Are podcasts the new app?

If so, we better make sure that iTunes isn't the new App Store.

Podcasts are gaining popularity so fast with listeners.  Tools like iTunes and 3rd party mobile apps that let you automatically subscribe and listen to podcasts are really making it easier and easier for more and more end users to enjoy all the great content available in podcasts.  There's just way too many commercials on FM talk radio to be able to enjoy it, people are looking for an alternative.

Where do people go to look for an alternative?  A place they're already comfortable, iTunes.  For podcasting, iTunes is both a blessing and a curse.  iTunes provides a familiar store and content delivery system for listeners to discover new podcasts.  It reaches many, many people.  In addition, it allows listeners to rate shows, and provide comments on shows.  This is great in that it helps surface these opinions to others, and helps iTunes algorithmically determine where the high quality content is.

This is where the problem lies.

Listening to this week's episode of The Podcast Method on 5by5, I was disturbed to hear Dan Benjamin discuss some of the perceived ways that iTunes determines how to promote podcast shows.  It uses a combination of ratings, reviews, downloads, and subscriptions as input into some magic stew that outputs what the "New & Noteworthy" shows are.  This sounds alarmingly similar to the same mysterious algorithms that rank and promote apps in the iOS App Store.

In comparison to iOS apps, podcasts are in their infancy.  I have absolutely no hard data to cite here, but my pure gut feel, there are millions more iOS apps than podcast shows available today.  At one point though, there weren't so many iOS apps as there are now.  There was a time when the number of iOS apps available mirrors the number of podcasts available now.  At that time, the App Store's "Top" charts worked well.  The App Store was necessary in order for new iOS users to find apps that they would gain value out of.  Now, the App Store is a cess pool of SEO and gamification where the rich get richer, and the unknowns are suffocated by the 50 Flappy Bird clones that are pushed to the top of the search results.

Furthermore, when I recently submitted Brotherly Mobile to iTunes for publication, I was notified by Apple that it must be reviewed before it would be made available through iTunes.
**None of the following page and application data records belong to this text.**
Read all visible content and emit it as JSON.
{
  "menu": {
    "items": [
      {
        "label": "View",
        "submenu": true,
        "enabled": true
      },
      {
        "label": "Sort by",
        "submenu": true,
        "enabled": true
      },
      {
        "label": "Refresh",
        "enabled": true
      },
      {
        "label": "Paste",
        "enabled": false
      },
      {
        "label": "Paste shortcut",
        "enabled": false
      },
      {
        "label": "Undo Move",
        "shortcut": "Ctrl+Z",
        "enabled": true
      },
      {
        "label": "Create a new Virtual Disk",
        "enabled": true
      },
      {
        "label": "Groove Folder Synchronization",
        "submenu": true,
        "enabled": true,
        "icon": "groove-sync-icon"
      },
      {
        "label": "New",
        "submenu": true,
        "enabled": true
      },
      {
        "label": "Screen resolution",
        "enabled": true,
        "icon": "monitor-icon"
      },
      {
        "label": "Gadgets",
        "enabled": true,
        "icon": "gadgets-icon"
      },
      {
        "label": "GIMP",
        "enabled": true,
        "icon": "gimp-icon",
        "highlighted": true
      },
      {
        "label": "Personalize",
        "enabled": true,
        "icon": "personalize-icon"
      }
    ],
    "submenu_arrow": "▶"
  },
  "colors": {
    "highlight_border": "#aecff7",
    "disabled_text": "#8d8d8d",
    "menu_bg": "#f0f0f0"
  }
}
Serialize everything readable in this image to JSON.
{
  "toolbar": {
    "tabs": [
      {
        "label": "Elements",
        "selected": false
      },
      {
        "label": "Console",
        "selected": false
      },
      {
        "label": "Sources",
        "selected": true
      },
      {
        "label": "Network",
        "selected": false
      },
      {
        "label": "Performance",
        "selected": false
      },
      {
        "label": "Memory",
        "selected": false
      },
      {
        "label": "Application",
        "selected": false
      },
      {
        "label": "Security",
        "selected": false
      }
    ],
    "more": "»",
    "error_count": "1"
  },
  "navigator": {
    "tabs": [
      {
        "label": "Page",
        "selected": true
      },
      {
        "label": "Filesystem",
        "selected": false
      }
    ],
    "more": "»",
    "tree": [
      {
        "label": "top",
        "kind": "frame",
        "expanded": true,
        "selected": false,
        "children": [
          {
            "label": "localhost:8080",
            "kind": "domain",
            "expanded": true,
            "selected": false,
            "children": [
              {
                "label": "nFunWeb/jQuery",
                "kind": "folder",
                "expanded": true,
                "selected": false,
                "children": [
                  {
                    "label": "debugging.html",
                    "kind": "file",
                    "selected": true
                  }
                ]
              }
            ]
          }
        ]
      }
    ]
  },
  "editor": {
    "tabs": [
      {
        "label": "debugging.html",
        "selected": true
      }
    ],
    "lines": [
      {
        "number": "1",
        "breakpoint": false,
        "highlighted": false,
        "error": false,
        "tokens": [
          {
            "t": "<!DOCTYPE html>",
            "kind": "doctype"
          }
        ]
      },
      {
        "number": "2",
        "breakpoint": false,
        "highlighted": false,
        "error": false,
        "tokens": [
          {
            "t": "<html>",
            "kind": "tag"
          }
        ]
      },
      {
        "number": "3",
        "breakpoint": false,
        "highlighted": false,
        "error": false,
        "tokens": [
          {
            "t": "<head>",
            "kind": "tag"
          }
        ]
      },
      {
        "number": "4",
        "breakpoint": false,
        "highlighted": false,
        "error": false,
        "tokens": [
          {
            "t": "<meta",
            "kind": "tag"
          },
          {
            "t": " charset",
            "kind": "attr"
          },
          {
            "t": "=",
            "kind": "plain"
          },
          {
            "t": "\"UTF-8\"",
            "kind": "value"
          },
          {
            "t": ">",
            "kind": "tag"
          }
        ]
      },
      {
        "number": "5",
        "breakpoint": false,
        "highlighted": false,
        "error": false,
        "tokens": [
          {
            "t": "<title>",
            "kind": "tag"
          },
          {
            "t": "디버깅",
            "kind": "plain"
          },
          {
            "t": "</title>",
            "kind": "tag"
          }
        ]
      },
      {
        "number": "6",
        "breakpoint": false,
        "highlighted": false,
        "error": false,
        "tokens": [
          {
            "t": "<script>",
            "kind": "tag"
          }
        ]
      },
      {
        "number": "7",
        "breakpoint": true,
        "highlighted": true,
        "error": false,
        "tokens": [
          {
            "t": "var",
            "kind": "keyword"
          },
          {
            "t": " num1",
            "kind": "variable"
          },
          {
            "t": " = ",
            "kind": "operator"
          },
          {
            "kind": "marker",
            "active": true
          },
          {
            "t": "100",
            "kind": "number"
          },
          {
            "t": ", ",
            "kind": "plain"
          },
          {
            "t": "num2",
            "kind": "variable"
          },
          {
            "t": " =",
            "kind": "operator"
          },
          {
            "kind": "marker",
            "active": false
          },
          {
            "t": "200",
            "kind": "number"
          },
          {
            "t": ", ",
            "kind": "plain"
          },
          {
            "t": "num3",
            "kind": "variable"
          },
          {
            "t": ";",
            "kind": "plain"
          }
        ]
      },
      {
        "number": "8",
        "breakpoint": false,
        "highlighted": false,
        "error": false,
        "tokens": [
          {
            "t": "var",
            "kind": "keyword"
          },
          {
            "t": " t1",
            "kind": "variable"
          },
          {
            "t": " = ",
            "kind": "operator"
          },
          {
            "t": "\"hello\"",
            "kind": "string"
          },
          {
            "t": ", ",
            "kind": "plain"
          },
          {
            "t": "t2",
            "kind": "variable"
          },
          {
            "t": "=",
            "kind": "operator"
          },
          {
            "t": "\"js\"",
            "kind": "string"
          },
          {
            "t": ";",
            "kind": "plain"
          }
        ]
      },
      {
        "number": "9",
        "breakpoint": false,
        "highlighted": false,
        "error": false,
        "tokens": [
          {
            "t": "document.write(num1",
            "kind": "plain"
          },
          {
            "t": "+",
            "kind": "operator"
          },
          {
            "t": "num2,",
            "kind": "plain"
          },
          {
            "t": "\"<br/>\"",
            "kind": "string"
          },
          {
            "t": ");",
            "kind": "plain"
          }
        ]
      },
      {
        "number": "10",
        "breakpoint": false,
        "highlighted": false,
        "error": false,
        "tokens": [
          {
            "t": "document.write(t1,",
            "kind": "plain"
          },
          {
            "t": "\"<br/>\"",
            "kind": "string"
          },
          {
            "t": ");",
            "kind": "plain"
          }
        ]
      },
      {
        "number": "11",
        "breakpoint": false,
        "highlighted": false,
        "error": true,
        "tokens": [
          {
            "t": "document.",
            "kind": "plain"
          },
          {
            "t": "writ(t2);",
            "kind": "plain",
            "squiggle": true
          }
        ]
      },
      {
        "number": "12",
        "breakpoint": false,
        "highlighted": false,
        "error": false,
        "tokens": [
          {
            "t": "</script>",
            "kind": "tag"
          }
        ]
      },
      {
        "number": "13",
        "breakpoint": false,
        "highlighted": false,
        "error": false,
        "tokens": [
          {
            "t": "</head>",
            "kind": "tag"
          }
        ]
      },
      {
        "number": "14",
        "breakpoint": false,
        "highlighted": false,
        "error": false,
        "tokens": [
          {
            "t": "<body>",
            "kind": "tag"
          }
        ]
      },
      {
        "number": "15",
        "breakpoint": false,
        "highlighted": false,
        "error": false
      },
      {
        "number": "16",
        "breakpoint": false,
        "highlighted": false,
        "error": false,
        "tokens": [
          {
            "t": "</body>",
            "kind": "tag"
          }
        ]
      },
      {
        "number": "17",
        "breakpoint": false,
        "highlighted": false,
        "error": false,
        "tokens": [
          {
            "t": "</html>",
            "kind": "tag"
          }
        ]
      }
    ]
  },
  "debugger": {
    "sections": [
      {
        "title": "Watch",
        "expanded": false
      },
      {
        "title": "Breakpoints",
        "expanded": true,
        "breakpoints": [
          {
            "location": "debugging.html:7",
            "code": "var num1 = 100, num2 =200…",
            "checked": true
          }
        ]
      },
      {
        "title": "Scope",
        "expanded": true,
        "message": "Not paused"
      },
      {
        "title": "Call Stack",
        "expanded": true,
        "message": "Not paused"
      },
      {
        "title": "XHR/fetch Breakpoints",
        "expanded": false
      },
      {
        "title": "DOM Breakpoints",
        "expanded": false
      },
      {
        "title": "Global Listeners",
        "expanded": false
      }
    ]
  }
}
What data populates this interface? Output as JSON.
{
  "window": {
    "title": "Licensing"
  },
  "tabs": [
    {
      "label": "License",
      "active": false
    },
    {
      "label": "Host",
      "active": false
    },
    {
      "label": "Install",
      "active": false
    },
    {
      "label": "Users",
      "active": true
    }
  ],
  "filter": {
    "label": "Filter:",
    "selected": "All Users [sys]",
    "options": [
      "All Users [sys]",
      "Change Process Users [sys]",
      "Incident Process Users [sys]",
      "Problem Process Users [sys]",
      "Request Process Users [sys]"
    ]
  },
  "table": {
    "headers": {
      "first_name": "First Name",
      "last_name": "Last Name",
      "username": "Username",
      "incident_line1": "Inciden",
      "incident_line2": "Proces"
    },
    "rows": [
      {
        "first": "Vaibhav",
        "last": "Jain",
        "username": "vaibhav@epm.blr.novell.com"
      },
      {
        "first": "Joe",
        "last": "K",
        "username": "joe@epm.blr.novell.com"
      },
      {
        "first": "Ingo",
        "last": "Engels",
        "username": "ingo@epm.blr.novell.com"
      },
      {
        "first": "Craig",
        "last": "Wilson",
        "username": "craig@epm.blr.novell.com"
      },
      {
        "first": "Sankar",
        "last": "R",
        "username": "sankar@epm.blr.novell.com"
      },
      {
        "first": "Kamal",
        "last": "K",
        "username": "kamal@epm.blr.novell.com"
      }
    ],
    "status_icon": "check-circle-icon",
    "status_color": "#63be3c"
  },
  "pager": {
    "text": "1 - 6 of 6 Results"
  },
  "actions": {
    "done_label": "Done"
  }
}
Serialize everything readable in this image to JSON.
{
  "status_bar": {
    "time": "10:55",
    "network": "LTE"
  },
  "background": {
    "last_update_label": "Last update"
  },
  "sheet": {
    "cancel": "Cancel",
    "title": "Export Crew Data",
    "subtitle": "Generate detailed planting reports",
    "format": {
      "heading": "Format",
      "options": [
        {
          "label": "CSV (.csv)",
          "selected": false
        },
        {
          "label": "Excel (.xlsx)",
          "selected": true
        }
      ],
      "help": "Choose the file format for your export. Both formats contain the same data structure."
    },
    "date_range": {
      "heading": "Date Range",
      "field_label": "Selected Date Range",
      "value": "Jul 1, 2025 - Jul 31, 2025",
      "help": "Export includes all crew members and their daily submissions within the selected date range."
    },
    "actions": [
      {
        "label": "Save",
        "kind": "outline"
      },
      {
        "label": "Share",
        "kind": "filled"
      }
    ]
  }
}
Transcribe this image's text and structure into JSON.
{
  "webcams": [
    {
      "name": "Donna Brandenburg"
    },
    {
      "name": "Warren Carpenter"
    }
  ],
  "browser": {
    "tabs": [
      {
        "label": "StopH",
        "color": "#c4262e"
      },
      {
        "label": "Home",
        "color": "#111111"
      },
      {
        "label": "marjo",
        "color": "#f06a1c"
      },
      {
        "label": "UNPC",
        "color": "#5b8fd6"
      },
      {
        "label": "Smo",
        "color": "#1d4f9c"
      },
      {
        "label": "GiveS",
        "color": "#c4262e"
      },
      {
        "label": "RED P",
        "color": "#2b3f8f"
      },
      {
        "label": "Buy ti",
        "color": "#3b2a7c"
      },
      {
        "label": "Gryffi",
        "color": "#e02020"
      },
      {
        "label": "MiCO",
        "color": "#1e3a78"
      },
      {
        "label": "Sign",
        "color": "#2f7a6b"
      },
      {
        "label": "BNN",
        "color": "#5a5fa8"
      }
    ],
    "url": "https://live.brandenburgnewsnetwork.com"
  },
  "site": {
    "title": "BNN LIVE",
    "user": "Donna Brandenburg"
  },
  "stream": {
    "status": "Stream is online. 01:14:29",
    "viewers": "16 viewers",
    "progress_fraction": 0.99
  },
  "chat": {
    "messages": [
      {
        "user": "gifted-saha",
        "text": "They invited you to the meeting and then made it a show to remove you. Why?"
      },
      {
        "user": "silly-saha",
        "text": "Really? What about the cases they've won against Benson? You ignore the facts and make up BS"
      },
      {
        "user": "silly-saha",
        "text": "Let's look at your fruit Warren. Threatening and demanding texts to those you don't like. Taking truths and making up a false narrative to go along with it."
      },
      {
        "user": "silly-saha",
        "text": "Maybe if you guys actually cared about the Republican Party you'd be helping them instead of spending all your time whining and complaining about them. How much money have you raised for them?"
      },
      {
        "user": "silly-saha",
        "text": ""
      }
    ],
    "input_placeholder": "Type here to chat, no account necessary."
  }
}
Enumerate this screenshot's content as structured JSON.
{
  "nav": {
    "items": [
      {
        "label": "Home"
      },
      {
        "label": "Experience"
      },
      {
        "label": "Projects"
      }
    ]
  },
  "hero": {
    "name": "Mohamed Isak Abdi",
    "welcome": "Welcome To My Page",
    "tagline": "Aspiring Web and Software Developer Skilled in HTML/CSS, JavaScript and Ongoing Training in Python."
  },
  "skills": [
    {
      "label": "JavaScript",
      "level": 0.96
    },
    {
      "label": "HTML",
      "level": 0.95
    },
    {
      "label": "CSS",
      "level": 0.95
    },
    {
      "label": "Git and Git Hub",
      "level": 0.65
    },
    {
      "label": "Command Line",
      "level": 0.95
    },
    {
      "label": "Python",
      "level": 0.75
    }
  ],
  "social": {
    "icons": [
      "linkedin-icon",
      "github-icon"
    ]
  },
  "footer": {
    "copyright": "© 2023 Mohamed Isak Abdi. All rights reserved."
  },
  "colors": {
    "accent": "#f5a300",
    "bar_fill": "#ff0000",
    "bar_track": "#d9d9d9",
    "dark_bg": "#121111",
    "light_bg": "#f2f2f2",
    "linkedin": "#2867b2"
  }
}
Yay, another big brother moment in which I'm now at the whim of Apple to deem my content appropriate for release through their channel, iTunes.  Throughout the iOS App Store's life there has always been cases in which Apple has changed their mind regarding the appropriateness of apps.  What was okay by Apple one day and making lots of money in the App Store is mysteriously removed from sale leaving the developer helpless and pissed off.

I would hate for this to happen with podcasts.

When does the monopoly on podcast distribution affect our rights for free speech?

If momentum for podcast popularity, through iTunes, continues to gain traction, just as app distribution through the iOS App Store, at what point do Podcasts out grow iTunes?  At what point does Apple's control of the medium become unhealthy?

I propose that we're already there.

At the end of the day, podcasts are just people speaking into a microphone, recording it, and getting it into other people's ears.  What can we do to help podcasts flourish beyond the constraints of the walled garden of iTunes?

We need something beyond iTunes to help distribute podcasts to the general public.  Who is going to step up?